At a pragmatic level, I never have to put a photo into a photo album because I can see the highlights of every year in each calendar. Who doesn’t bemoan the fact that they are just waiting for that rainy day when they will finally get the photos into albums? I did, too, until I realized that I had my growing stack of annual diaries.
This became even more apparent when my husband’s family spent days and days going through photo albums after my father-in-law died last spring. Granted, my father-in-law was a very organized shutterbug with many shelves of carefully labeled photo albums going back to the 1940s. Nonetheless, we spent days sorting, scanning and divvying up the pictures among the five siblings. I keep a box of all the past calendars—two copies of each actually—so that one day, each of our two daughters will have her own set of the family history neatly stacked and already sorted. Voilà!
The most important aspect of the calendar is the emotional one for me. It has become a deeply heartfelt tradition to rediscover all the moments that were forgotten in the blur of life. It is truly remarkable how many things I forget each year—the events…the funny moments…the significant and the fleeting.
It’s way too easy to forget the many great moments of your life as the “mundane-ness” of each day casts shadows over the special occasions. This year has been unusually hazy, yet unusually eventful due to the tremendous pressures at work and a higher-than-normal amount of travel for everyone in my family.
Until I sat down to review, gather and select photos from this past year, I had forgotten many of those details. There was ice-skating with friends…an evening sleigh ride to dinner on the top of a mountain…and the annual family Christmas photo while skiing on a “Christmas” run in Colorado.

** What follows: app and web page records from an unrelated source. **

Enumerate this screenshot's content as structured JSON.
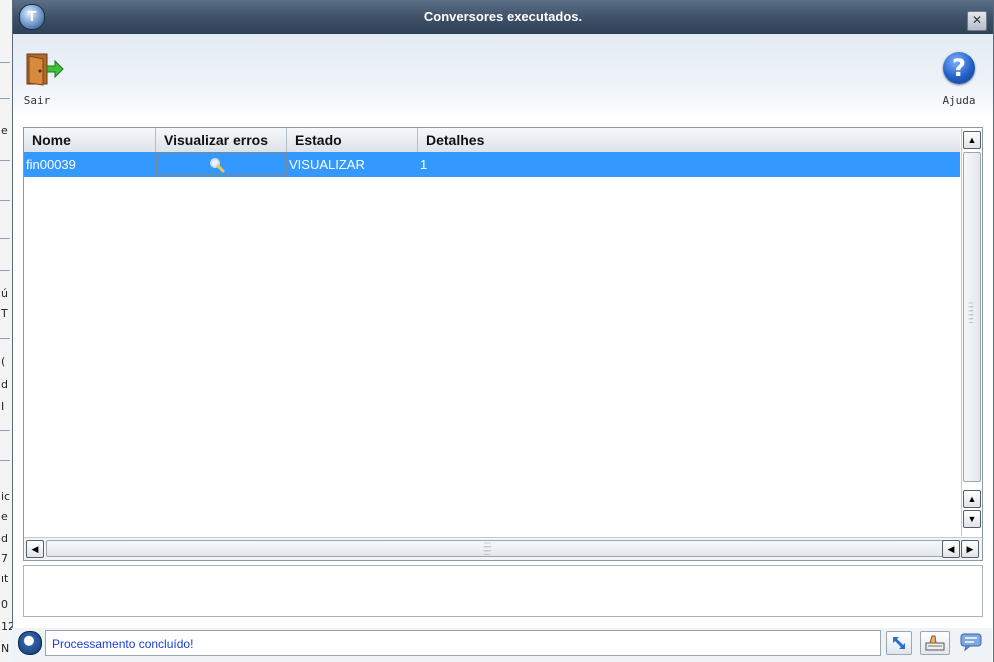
{
  "window": {
    "title": "Conversores executados.",
    "logo_letter": "T"
  },
  "toolbar": {
    "exit_label": "Sair",
    "help_label": "Ajuda",
    "help_glyph": "?"
  },
  "grid": {
    "columns": [
      "Nome",
      "Visualizar erros",
      "Estado",
      "Detalhes"
    ],
    "rows": [
      {
        "nome": "fin00039",
        "visualizar_erros": "search-icon",
        "estado": "VISUALIZAR",
        "detalhes": "1"
      }
    ]
  },
  "status": {
    "message": "Processamento concluído!"
  },
  "background_fragments": [
    "e",
    "ú",
    "T",
    "(",
    "d",
    "I",
    "ic",
    "e",
    "d",
    "7",
    "ıt",
    "0",
    "12",
    "N"
  ],
  "colors": {
    "selection": "#3399ff",
    "titlebar": "#3f5269",
    "status_text": "#1a3fd0"
  }
}
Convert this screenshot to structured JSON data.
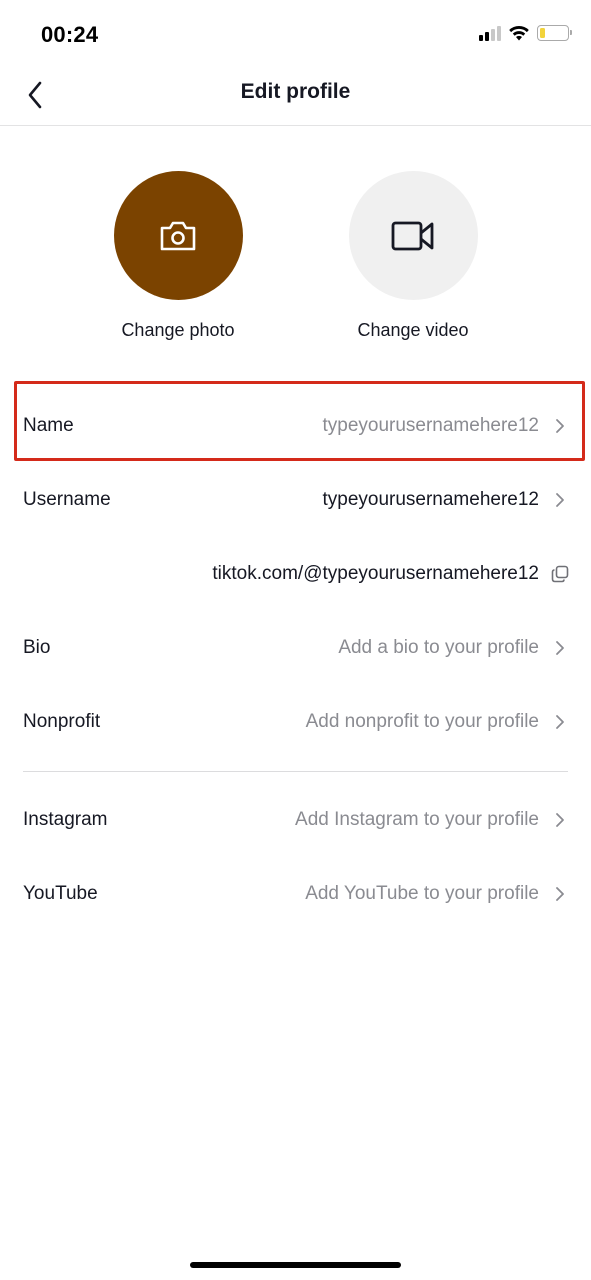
{
  "status_bar": {
    "time": "00:24",
    "signal_icon": "cellular-signal-icon",
    "wifi_icon": "wifi-icon",
    "battery_icon": "battery-low-icon",
    "battery_color": "#f2d33b"
  },
  "nav": {
    "back_icon": "chevron-left-icon",
    "title": "Edit profile"
  },
  "media": {
    "photo": {
      "label": "Change photo",
      "icon": "camera-icon",
      "color": "#7b4300"
    },
    "video": {
      "label": "Change video",
      "icon": "video-camera-icon",
      "color": "#f0f0f0"
    }
  },
  "fields": [
    {
      "label": "Name",
      "value": "typeyourusernamehere12",
      "placeholder": false,
      "highlighted": true
    },
    {
      "label": "Username",
      "value": "typeyourusernamehere12",
      "placeholder": false
    },
    {
      "label": "",
      "value": "tiktok.com/@typeyourusernamehere12",
      "action_icon": "copy-icon"
    },
    {
      "label": "Bio",
      "value": "Add a bio to your profile",
      "placeholder": true
    },
    {
      "label": "Nonprofit",
      "value": "Add nonprofit to your profile",
      "placeholder": true
    }
  ],
  "social": [
    {
      "label": "Instagram",
      "value": "Add Instagram to your profile",
      "placeholder": true
    },
    {
      "label": "YouTube",
      "value": "Add YouTube to your profile",
      "placeholder": true
    }
  ],
  "annotation": {
    "highlight_color": "#d42a1a"
  }
}
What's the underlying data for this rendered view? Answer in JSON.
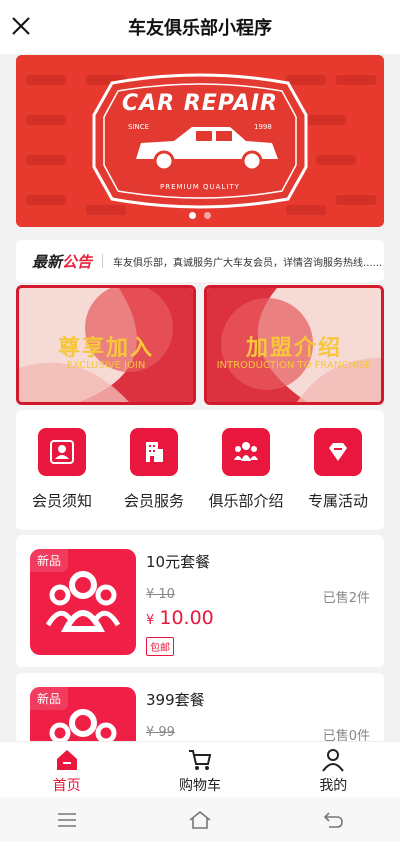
{
  "app": {
    "title": "车友俱乐部小程序"
  },
  "banner": {
    "title": "CAR REPAIR",
    "since_left": "SINCE",
    "since_right": "1998",
    "subtitle": "PREMIUM QUALITY",
    "slide_count": 2,
    "active_slide": 0
  },
  "notice": {
    "badge_part1": "最新",
    "badge_part2": "公告",
    "text": "车友俱乐部，真诚服务广大车友会员，详情咨询服务热线......"
  },
  "promos": [
    {
      "title": "尊享加入",
      "subtitle": "EXCLUSIVE JOIN"
    },
    {
      "title": "加盟介绍",
      "subtitle": "INTRODUCTION TO FRANCHISE"
    }
  ],
  "menu": [
    {
      "label": "会员须知",
      "icon": "person-icon"
    },
    {
      "label": "会员服务",
      "icon": "building-icon"
    },
    {
      "label": "俱乐部介绍",
      "icon": "group-icon"
    },
    {
      "label": "专属活动",
      "icon": "diamond-icon"
    }
  ],
  "products": [
    {
      "tag": "新品",
      "name": "10元套餐",
      "orig_price": "¥ 10",
      "sold": "已售2件",
      "currency": "¥",
      "price": "10.00",
      "ship": "包邮"
    },
    {
      "tag": "新品",
      "name": "399套餐",
      "orig_price": "¥ 99",
      "sold": "已售0件"
    }
  ],
  "tabs": [
    {
      "label": "首页",
      "icon": "home-icon",
      "active": true
    },
    {
      "label": "购物车",
      "icon": "cart-icon",
      "active": false
    },
    {
      "label": "我的",
      "icon": "user-icon",
      "active": false
    }
  ],
  "colors": {
    "accent": "#e8173c",
    "banner": "#e8392f",
    "promo_border": "#d3192c",
    "gold": "#f7c63a"
  }
}
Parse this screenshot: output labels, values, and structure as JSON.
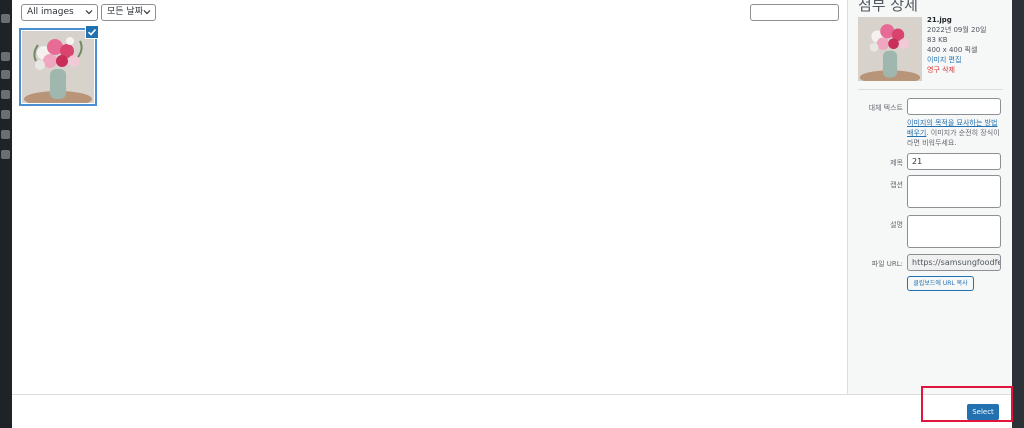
{
  "toolbar": {
    "filter_type": "All images",
    "filter_date": "모든 날짜",
    "search_placeholder": ""
  },
  "attachments": [
    {
      "filename": "21.jpg",
      "selected": true
    }
  ],
  "details": {
    "title": "첨부 상세",
    "filename": "21.jpg",
    "date": "2022년 09월 20일",
    "size": "83 KB",
    "dimensions": "400 x 400 픽셀",
    "edit_link": "이미지 편집",
    "delete_link": "영구 삭제"
  },
  "form": {
    "alt_label": "대체 텍스트",
    "alt_value": "",
    "alt_help_link": "이미지의 목적을 묘사하는 방법 배우기",
    "alt_help_text": ". 이미지가 순전히 장식이라면 비워두세요.",
    "title_label": "제목",
    "title_value": "21",
    "caption_label": "캡션",
    "caption_value": "",
    "description_label": "설명",
    "description_value": "",
    "url_label": "파일 URL:",
    "url_value": "https://samsungfoodfesta.c",
    "copy_button": "클립보드에 URL 복사"
  },
  "footer": {
    "select_button": "Select"
  },
  "colors": {
    "accent": "#2271b1",
    "highlight": "#e0143c",
    "danger": "#d63638"
  }
}
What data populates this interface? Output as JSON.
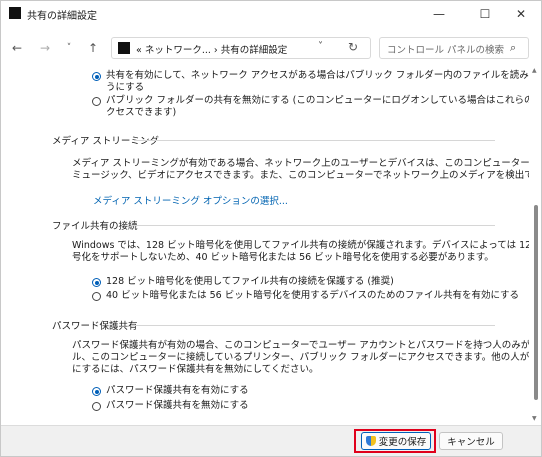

There was the very sad loss of my wonderful father-in-law and the many special moments spent before, during and after the funeral with family.
There were bike races, ski races and running races…visits with assorted family friends…and a very special Father’s Day celebration for my husband, Ron—not to mention some incredible travel that included visiting our daughter during her semester abroad. As I skimmed through the photos, placing them in groupings for each month, I relived the experiences of those special times with those special people…just like those old Kodak commercials wanted us to do.
We all have cameras in our pockets now. And we snap, snap, snap…but how often do we review and reflect? A few years ago, my mother-in-law brought out all of the old calendars for my daughters to look at. OMG—what a wonderful experience to remember the funny faces of infanthood, the walks in the park and the first bicycle rides. The girls hadn’t seen many of the photos before, so it was great to tell the story of each picture—where we were…why we took that funny photo…why one child or another had dressed up in that silly outfit.
One of my favorite holiday traditions is telling the stories behind the Christmas ornaments as we decorate the tree. With each telling, I remember my high school friend’s young siblings who gave me a little glass angel…our first Christmas together as husband and wife when we had no ornaments and bought blue and silver balls that we still hang on the tree…and the surprise trip to France for my 40th birthday when I place the ornament I made from the hotel’s small shampoo bottle on the tree.
People write gratitude journals…and reflections on their days or years. It’s a great practice and one that I will be doing in the coming days as I prepare for an end-of-year communication to the company. But having the visual reminder of the events provides an incredibly rich experience that connects to deeper pieces of my brain. I actually am able to go back to that place, reliving not just the where but the emotions surrounding it, feeling the joy, the sadness and the love.
You don’t need to make a calendar, but it’s easy to go through your photos of the year, select the highlights and send them off to one of the many photo websites that can create a memory book for the year. A beautiful tradition you can start any time.
Sarah Hiner, president and CEO of Bottom Line Inc., is passionate about giving people the tools and knowledge they need to be in control of their lives in areas such as living a healthier life, the challenges of the health-care system, commonsense financial advice and creating great relationships. She appears often on national radio and hosts the Bottom Line Advocator Podcast, where she interviews leading experts to help people be their own best advocates in all areas of life.